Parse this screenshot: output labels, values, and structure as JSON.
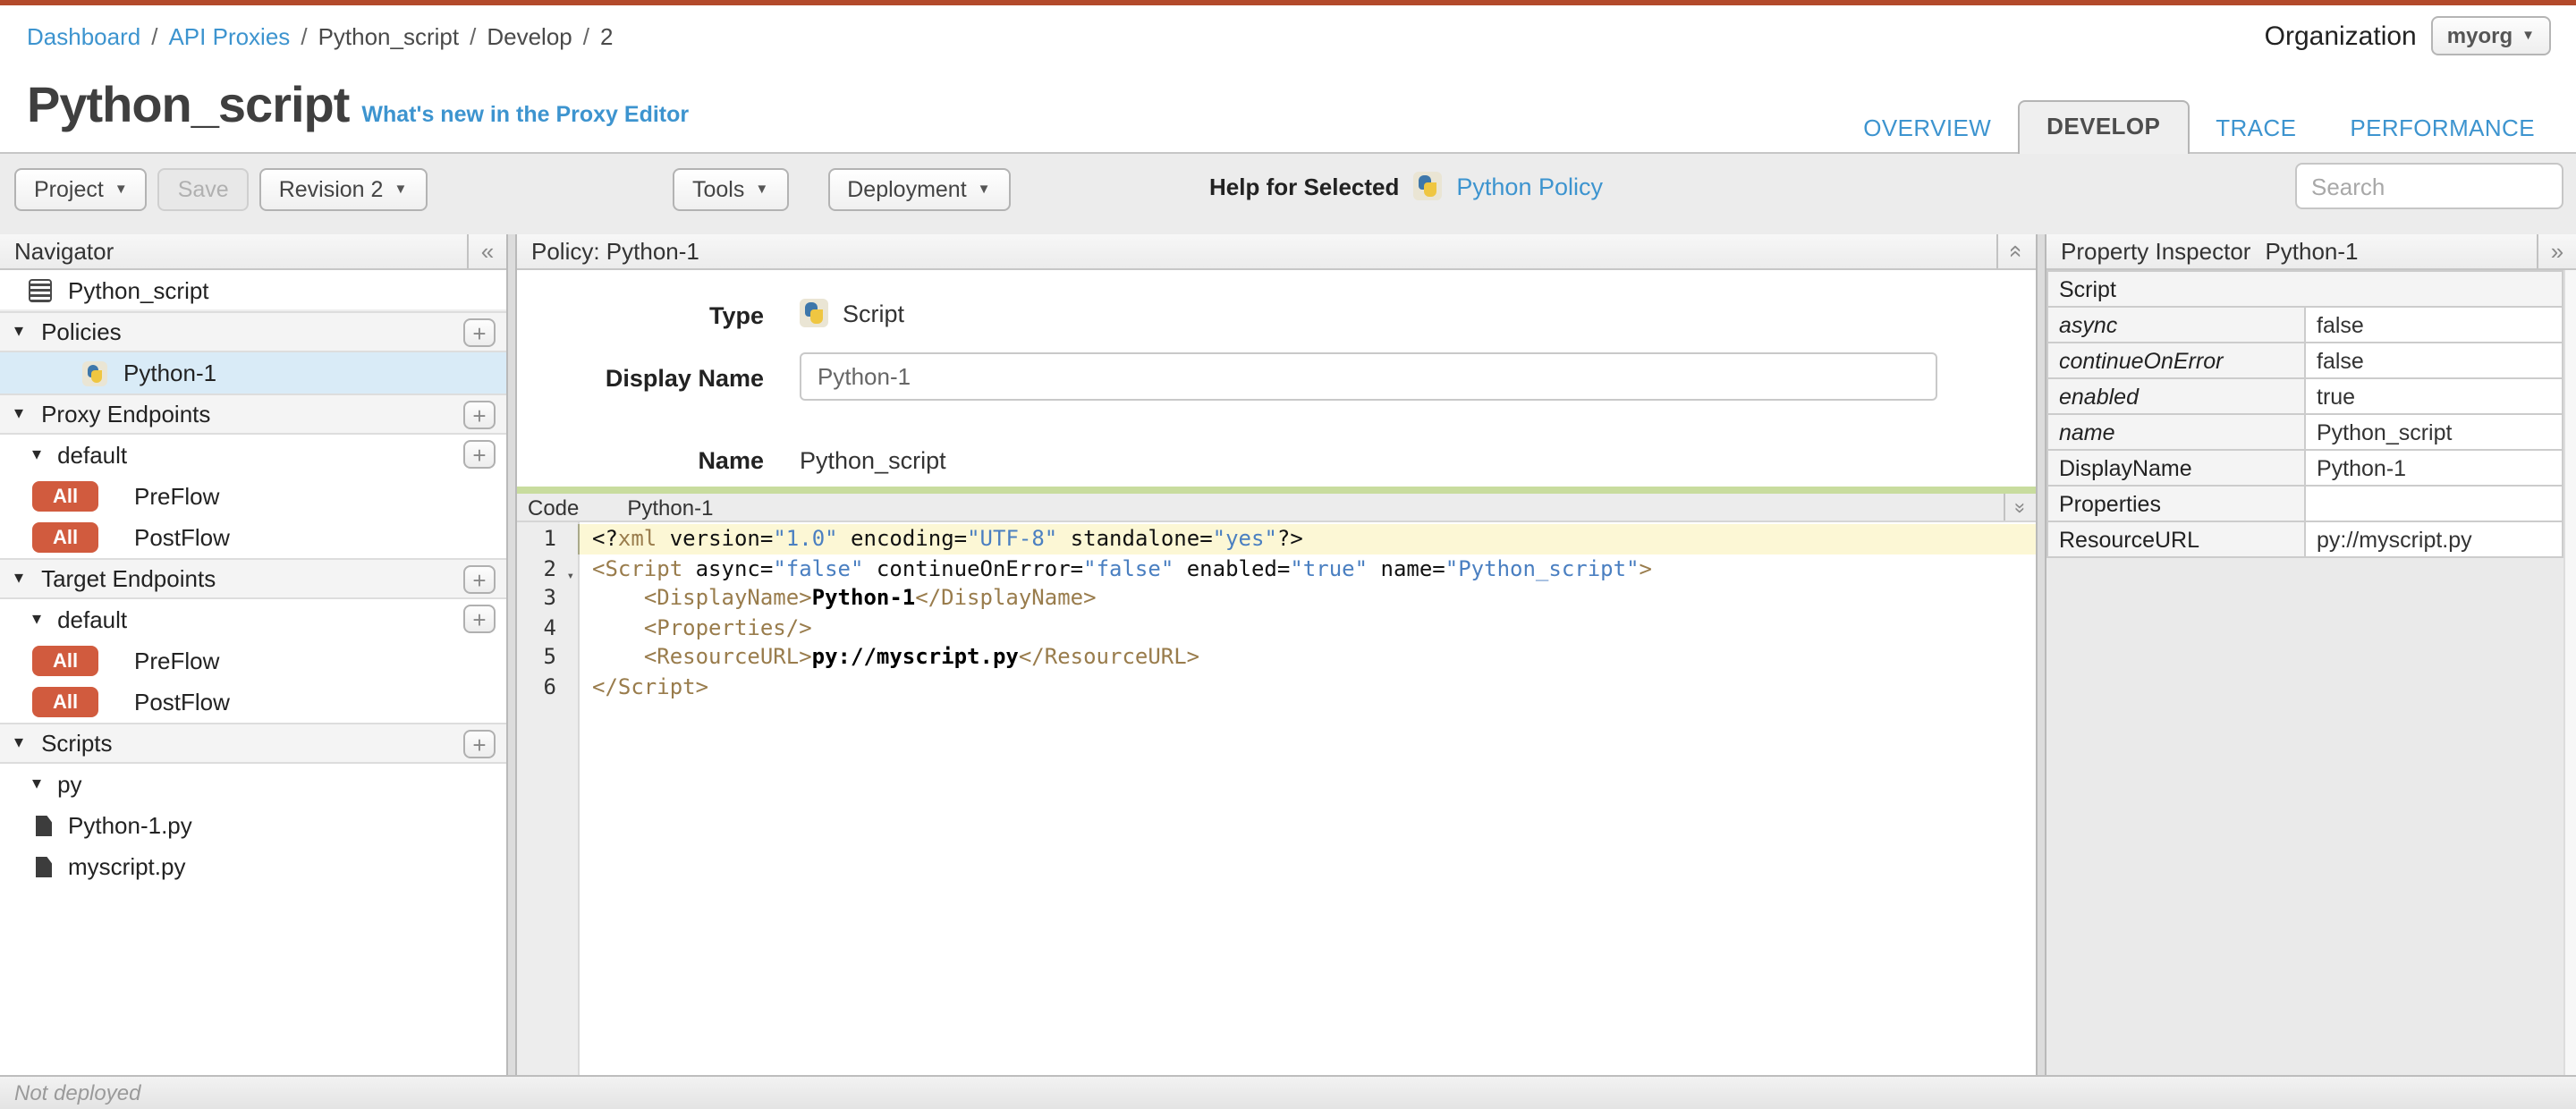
{
  "chrome": {
    "breadcrumb": [
      {
        "label": "Dashboard",
        "link": true
      },
      {
        "label": "API Proxies",
        "link": true
      },
      {
        "label": "Python_script",
        "link": false
      },
      {
        "label": "Develop",
        "link": false
      },
      {
        "label": "2",
        "link": false
      }
    ],
    "organization_label": "Organization",
    "organization_value": "myorg",
    "title": "Python_script",
    "whats_new": "What's new in the Proxy Editor",
    "tabs": [
      {
        "label": "OVERVIEW",
        "active": false
      },
      {
        "label": "DEVELOP",
        "active": true
      },
      {
        "label": "TRACE",
        "active": false
      },
      {
        "label": "PERFORMANCE",
        "active": false
      }
    ]
  },
  "toolbar": {
    "project_label": "Project",
    "save_label": "Save",
    "revision_label": "Revision 2",
    "tools_label": "Tools",
    "deployment_label": "Deployment",
    "help_label": "Help for Selected",
    "help_link": "Python Policy",
    "search_placeholder": "Search"
  },
  "navigator": {
    "header": "Navigator",
    "collapse_icon": "«",
    "tree": [
      {
        "type": "root",
        "icon": "proxy-doc",
        "label": "Python_script"
      },
      {
        "type": "section",
        "label": "Policies",
        "plus": true
      },
      {
        "type": "policy",
        "icon": "python",
        "label": "Python-1",
        "selected": true
      },
      {
        "type": "section",
        "label": "Proxy Endpoints",
        "plus": true
      },
      {
        "type": "sub",
        "label": "default",
        "plus": true
      },
      {
        "type": "flow",
        "badge": "All",
        "label": "PreFlow"
      },
      {
        "type": "flow",
        "badge": "All",
        "label": "PostFlow"
      },
      {
        "type": "section",
        "label": "Target Endpoints",
        "plus": true
      },
      {
        "type": "sub",
        "label": "default",
        "plus": true
      },
      {
        "type": "flow",
        "badge": "All",
        "label": "PreFlow"
      },
      {
        "type": "flow",
        "badge": "All",
        "label": "PostFlow"
      },
      {
        "type": "section",
        "label": "Scripts",
        "plus": true
      },
      {
        "type": "sub",
        "label": "py",
        "plus": false
      },
      {
        "type": "file",
        "label": "Python-1.py"
      },
      {
        "type": "file",
        "label": "myscript.py"
      }
    ]
  },
  "policy": {
    "header": "Policy: Python-1",
    "type_label": "Type",
    "type_value": "Script",
    "display_name_label": "Display Name",
    "display_name_value": "Python-1",
    "name_label": "Name",
    "name_value": "Python_script"
  },
  "code": {
    "header_label": "Code",
    "header_value": "Python-1",
    "lines": [
      {
        "num": 1,
        "active": true,
        "fold": false,
        "tokens": [
          [
            "pi",
            "<?"
          ],
          [
            "tag",
            "xml"
          ],
          [
            "attr",
            " version="
          ],
          [
            "str",
            "\"1.0\""
          ],
          [
            "attr",
            " encoding="
          ],
          [
            "str",
            "\"UTF-8\""
          ],
          [
            "attr",
            " standalone="
          ],
          [
            "str",
            "\"yes\""
          ],
          [
            "pi",
            "?>"
          ]
        ]
      },
      {
        "num": 2,
        "active": false,
        "fold": true,
        "tokens": [
          [
            "tag",
            "<Script"
          ],
          [
            "attr",
            " async="
          ],
          [
            "str",
            "\"false\""
          ],
          [
            "attr",
            " continueOnError="
          ],
          [
            "str",
            "\"false\""
          ],
          [
            "attr",
            " enabled="
          ],
          [
            "str",
            "\"true\""
          ],
          [
            "attr",
            " name="
          ],
          [
            "str",
            "\"Python_script\""
          ],
          [
            "tag",
            ">"
          ]
        ]
      },
      {
        "num": 3,
        "active": false,
        "fold": false,
        "tokens": [
          [
            "sp",
            "    "
          ],
          [
            "tag",
            "<DisplayName>"
          ],
          [
            "txt",
            "Python-1"
          ],
          [
            "tag",
            "</DisplayName>"
          ]
        ]
      },
      {
        "num": 4,
        "active": false,
        "fold": false,
        "tokens": [
          [
            "sp",
            "    "
          ],
          [
            "tag",
            "<Properties/>"
          ]
        ]
      },
      {
        "num": 5,
        "active": false,
        "fold": false,
        "tokens": [
          [
            "sp",
            "    "
          ],
          [
            "tag",
            "<ResourceURL>"
          ],
          [
            "txt",
            "py://myscript.py"
          ],
          [
            "tag",
            "</ResourceURL>"
          ]
        ]
      },
      {
        "num": 6,
        "active": false,
        "fold": false,
        "tokens": [
          [
            "tag",
            "</Script>"
          ]
        ]
      }
    ]
  },
  "inspector": {
    "header": "Property Inspector",
    "header_value": "Python-1",
    "expand_icon": "»",
    "rows": [
      {
        "kind": "section",
        "label": "Script",
        "value": ""
      },
      {
        "kind": "attr",
        "label": "async",
        "value": "false"
      },
      {
        "kind": "attr",
        "label": "continueOnError",
        "value": "false"
      },
      {
        "kind": "attr",
        "label": "enabled",
        "value": "true"
      },
      {
        "kind": "attr",
        "label": "name",
        "value": "Python_script"
      },
      {
        "kind": "elem",
        "label": "DisplayName",
        "value": "Python-1"
      },
      {
        "kind": "elem",
        "label": "Properties",
        "value": ""
      },
      {
        "kind": "elem",
        "label": "ResourceURL",
        "value": "py://myscript.py"
      }
    ]
  },
  "statusbar": {
    "text": "Not deployed"
  }
}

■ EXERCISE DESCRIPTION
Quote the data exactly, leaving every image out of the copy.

■ ANSWER
Parse this screenshot: output labels, values, and structure as JSON.
{
  "chrome": {
    "breadcrumb": [
      {
        "label": "Dashboard",
        "link": true
      },
      {
        "label": "API Proxies",
        "link": true
      },
      {
        "label": "Python_script",
        "link": false
      },
      {
        "label": "Develop",
        "link": false
      },
      {
        "label": "2",
        "link": false
      }
    ],
    "organization_label": "Organization",
    "organization_value": "myorg",
    "title": "Python_script",
    "whats_new": "What's new in the Proxy Editor",
    "tabs": [
      {
        "label": "OVERVIEW",
        "active": false
      },
      {
        "label": "DEVELOP",
        "active": true
      },
      {
        "label": "TRACE",
        "active": false
      },
      {
        "label": "PERFORMANCE",
        "active": false
      }
    ]
  },
  "toolbar": {
    "project_label": "Project",
    "save_label": "Save",
    "revision_label": "Revision 2",
    "tools_label": "Tools",
    "deployment_label": "Deployment",
    "help_label": "Help for Selected",
    "help_link": "Python Policy",
    "search_placeholder": "Search"
  },
  "navigator": {
    "header": "Navigator",
    "collapse_icon": "«",
    "tree": [
      {
        "type": "root",
        "icon": "proxy-doc",
        "label": "Python_script"
      },
      {
        "type": "section",
        "label": "Policies",
        "plus": true
      },
      {
        "type": "policy",
        "icon": "python",
        "label": "Python-1",
        "selected": true
      },
      {
        "type": "section",
        "label": "Proxy Endpoints",
        "plus": true
      },
      {
        "type": "sub",
        "label": "default",
        "plus": true
      },
      {
        "type": "flow",
        "badge": "All",
        "label": "PreFlow"
      },
      {
        "type": "flow",
        "badge": "All",
        "label": "PostFlow"
      },
      {
        "type": "section",
        "label": "Target Endpoints",
        "plus": true
      },
      {
        "type": "sub",
        "label": "default",
        "plus": true
      },
      {
        "type": "flow",
        "badge": "All",
        "label": "PreFlow"
      },
      {
        "type": "flow",
        "badge": "All",
        "label": "PostFlow"
      },
      {
        "type": "section",
        "label": "Scripts",
        "plus": true
      },
      {
        "type": "sub",
        "label": "py",
        "plus": false
      },
      {
        "type": "file",
        "label": "Python-1.py"
      },
      {
        "type": "file",
        "label": "myscript.py"
      }
    ]
  },
  "policy": {
    "header": "Policy: Python-1",
    "type_label": "Type",
    "type_value": "Script",
    "display_name_label": "Display Name",
    "display_name_value": "Python-1",
    "name_label": "Name",
    "name_value": "Python_script"
  },
  "code": {
    "header_label": "Code",
    "header_value": "Python-1",
    "lines": [
      {
        "num": 1,
        "active": true,
        "fold": false,
        "tokens": [
          [
            "pi",
            "<?"
          ],
          [
            "tag",
            "xml"
          ],
          [
            "attr",
            " version="
          ],
          [
            "str",
            "\"1.0\""
          ],
          [
            "attr",
            " encoding="
          ],
          [
            "str",
            "\"UTF-8\""
          ],
          [
            "attr",
            " standalone="
          ],
          [
            "str",
            "\"yes\""
          ],
          [
            "pi",
            "?>"
          ]
        ]
      },
      {
        "num": 2,
        "active": false,
        "fold": true,
        "tokens": [
          [
            "tag",
            "<Script"
          ],
          [
            "attr",
            " async="
          ],
          [
            "str",
            "\"false\""
          ],
          [
            "attr",
            " continueOnError="
          ],
          [
            "str",
            "\"false\""
          ],
          [
            "attr",
            " enabled="
          ],
          [
            "str",
            "\"true\""
          ],
          [
            "attr",
            " name="
          ],
          [
            "str",
            "\"Python_script\""
          ],
          [
            "tag",
            ">"
          ]
        ]
      },
      {
        "num": 3,
        "active": false,
        "fold": false,
        "tokens": [
          [
            "sp",
            "    "
          ],
          [
            "tag",
            "<DisplayName>"
          ],
          [
            "txt",
            "Python-1"
          ],
          [
            "tag",
            "</DisplayName>"
          ]
        ]
      },
      {
        "num": 4,
        "active": false,
        "fold": false,
        "tokens": [
          [
            "sp",
            "    "
          ],
          [
            "tag",
            "<Properties/>"
          ]
        ]
      },
      {
        "num": 5,
        "active": false,
        "fold": false,
        "tokens": [
          [
            "sp",
            "    "
          ],
          [
            "tag",
            "<ResourceURL>"
          ],
          [
            "txt",
            "py://myscript.py"
          ],
          [
            "tag",
            "</ResourceURL>"
          ]
        ]
      },
      {
        "num": 6,
        "active": false,
        "fold": false,
        "tokens": [
          [
            "tag",
            "</Script>"
          ]
        ]
      }
    ]
  },
  "inspector": {
    "header": "Property Inspector",
    "header_value": "Python-1",
    "expand_icon": "»",
    "rows": [
      {
        "kind": "section",
        "label": "Script",
        "value": ""
      },
      {
        "kind": "attr",
        "label": "async",
        "value": "false"
      },
      {
        "kind": "attr",
        "label": "continueOnError",
        "value": "false"
      },
      {
        "kind": "attr",
        "label": "enabled",
        "value": "true"
      },
      {
        "kind": "attr",
        "label": "name",
        "value": "Python_script"
      },
      {
        "kind": "elem",
        "label": "DisplayName",
        "value": "Python-1"
      },
      {
        "kind": "elem",
        "label": "Properties",
        "value": ""
      },
      {
        "kind": "elem",
        "label": "ResourceURL",
        "value": "py://myscript.py"
      }
    ]
  },
  "statusbar": {
    "text": "Not deployed"
  }
}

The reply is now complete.